The OU used to put DE next to the OU symbol when a product was Dairy Equipment. Such a product can not be eaten with meat but can be eaten right afterwards (you don't need to wait the amount of time that you normally wait between meat and dairy). Why did the OU stop this? Wouldn't it make everyone's lives a lot easier?
I found a couple of statements about this on ou.org:
"To avoid confusion, the OU has chosen not to use the D.E. categorization. We feel that many people will not be familiar with the ramifications of this halachic status." (from a 1992 article, here)

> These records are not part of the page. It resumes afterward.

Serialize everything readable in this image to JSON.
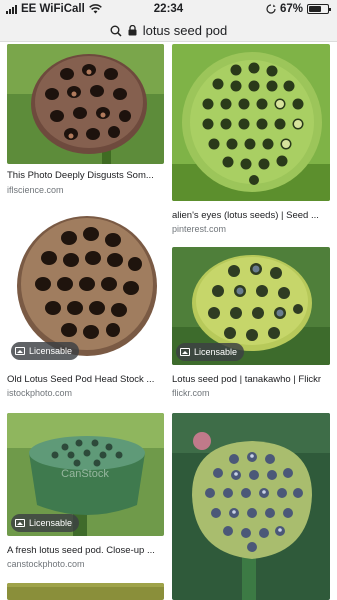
{
  "status": {
    "carrier": "EE WiFiCall",
    "time": "22:34",
    "battery": "67%",
    "battery_fraction": 0.67
  },
  "url_bar": {
    "query": "lotus seed pod"
  },
  "results": [
    {
      "caption": "This Photo Deeply Disgusts Som...",
      "domain": "iflscience.com",
      "badge": ""
    },
    {
      "caption": "alien's eyes (lotus seeds) | Seed ...",
      "domain": "pinterest.com",
      "badge": ""
    },
    {
      "caption": "Old Lotus Seed Pod Head Stock ...",
      "domain": "istockphoto.com",
      "badge": "Licensable"
    },
    {
      "caption": "Lotus seed pod | tanakawho | Flickr",
      "domain": "flickr.com",
      "badge": "Licensable"
    },
    {
      "caption": "A fresh lotus seed pod. Close-up ...",
      "domain": "canstockphoto.com",
      "badge": "Licensable"
    },
    {
      "caption": "",
      "domain": "",
      "badge": ""
    }
  ],
  "colors": {
    "chrome_bg": "#f1f1f1",
    "caption_text": "#202124",
    "domain_text": "#70757a",
    "badge_bg": "#3c4043"
  }
}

"The OU doesn’t recognize a DE or “Dairy Equipment” designation, and so all products made on dairy equipment are considered dairy and must be labeled D, even if all their ingredients are pareve." (from a 2002 newsletter, here)

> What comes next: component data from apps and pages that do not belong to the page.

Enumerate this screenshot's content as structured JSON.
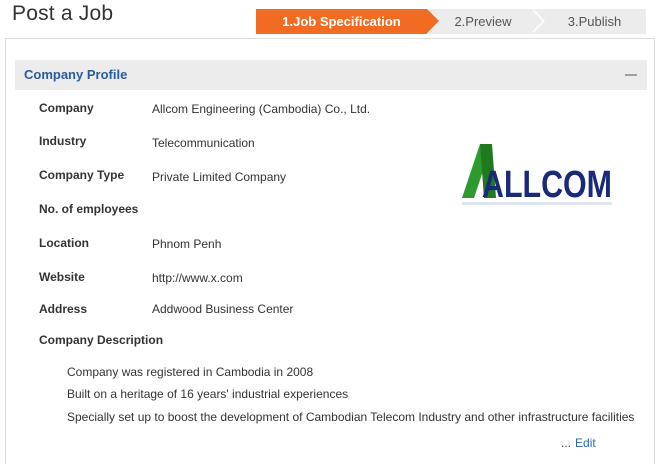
{
  "page": {
    "title": "Post a Job"
  },
  "steps": [
    {
      "label": "1.Job Specification",
      "active": true
    },
    {
      "label": "2.Preview",
      "active": false
    },
    {
      "label": "3.Publish",
      "active": false
    }
  ],
  "colors": {
    "accent": "#f26b22",
    "section_title": "#2b5b9a",
    "link": "#2b6aa8",
    "logo_green": "#2e9a2e",
    "logo_navy": "#1a2a7a"
  },
  "company_profile": {
    "title": "Company Profile",
    "collapse_icon": "minus-icon",
    "fields": [
      {
        "label": "Company",
        "value": "Allcom Engineering (Cambodia) Co., Ltd."
      },
      {
        "label": "Industry",
        "value": "Telecommunication"
      },
      {
        "label": "Company Type",
        "value": "Private Limited Company"
      },
      {
        "label": "No. of employees",
        "value": ""
      },
      {
        "label": "Location",
        "value": "Phnom Penh"
      },
      {
        "label": "Website",
        "value": "http://www.x.com"
      },
      {
        "label": "Address",
        "value": "Addwood Business Center"
      }
    ],
    "description_label": "Company Description",
    "description": [
      "Company was registered in Cambodia in 2008",
      "Built on a heritage of 16 years' industrial experiences",
      "Specially set up to boost the development of Cambodian Telecom Industry and other infrastructure facilities"
    ],
    "logo_text": "ALLCOM",
    "edit_prefix": "...",
    "edit_label": "Edit"
  }
}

So I guess at some point they changed their policies, but then decided to revert back to their original rules.
The OU (Webbe Rebbe) told me in an email that:
"If the ingredients list dairy items it is dairy otherwise you can assume that the product is 'only' made on equipment."
So although they stopped with the OU-DE, it seems that they assume that consumers can read ingredients and figure things out for themselves.